A brand-new bridge built in Riverview Park. A flooded trail rehabilitated in McKinley Park. A thickly forested slope transformed into a hiking trail connecting a middle school campus to the Seldom Seen Greenway: There’s no question that the Pittsburgh Young Adult BIPOC Roving Crew of the Student Conservation Association (SCA) made its mark on the parks and trails of the Steel City. But the SCA is betting that the months last fall spent swinging trail-building tools and clearing overgrowth made just as deep of a mark on the crew itself.
“It’s not like other work,” says 21-year-old Jewharu Williams, one of the five 2021 crew members. “It’s very impactful on the land.

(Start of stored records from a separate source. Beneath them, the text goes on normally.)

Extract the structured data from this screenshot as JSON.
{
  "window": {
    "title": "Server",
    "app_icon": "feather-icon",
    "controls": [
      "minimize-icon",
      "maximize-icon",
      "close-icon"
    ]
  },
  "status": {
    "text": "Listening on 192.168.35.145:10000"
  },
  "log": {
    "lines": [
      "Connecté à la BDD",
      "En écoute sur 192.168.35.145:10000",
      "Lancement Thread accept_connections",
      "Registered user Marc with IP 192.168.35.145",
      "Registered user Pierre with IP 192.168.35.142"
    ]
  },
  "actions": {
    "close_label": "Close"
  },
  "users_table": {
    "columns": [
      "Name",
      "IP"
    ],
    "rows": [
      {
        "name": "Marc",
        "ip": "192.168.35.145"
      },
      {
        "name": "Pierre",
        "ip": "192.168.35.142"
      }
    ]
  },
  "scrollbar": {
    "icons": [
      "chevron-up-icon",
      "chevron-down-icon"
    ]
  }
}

Conservation is one of my big things, and [SCA] put that into perspective for me. I knew I wanted to help the planet in some way, but I didn’t know what that was called. I’ve really enjoyed it.”
The Pittsburgh team, made up of young adults between the ages of 18 and 25, is one of the SCA’s Urban Green Crews. Rather than working on conservation projects in far-flung national parks or forests, these teams focus on the close-to-home parks that provide so many people with a vital connection to nature. All five members of the Pittsburgh crew live in the city.
“One of the reasons why it’s important for our youth to work in urban areas is so they can learn about the opportunities to experience nature within their communities and neighborhoods,” says Kelly Runzel, Senior Director of Corporate and Community Engagement for SCA. “And we feel that there’s a future in it for our youth. They can receive good-paying green jobs within their local communities and become leaders in solving some of the environmental justice and conservation problems in their neighborhoods.”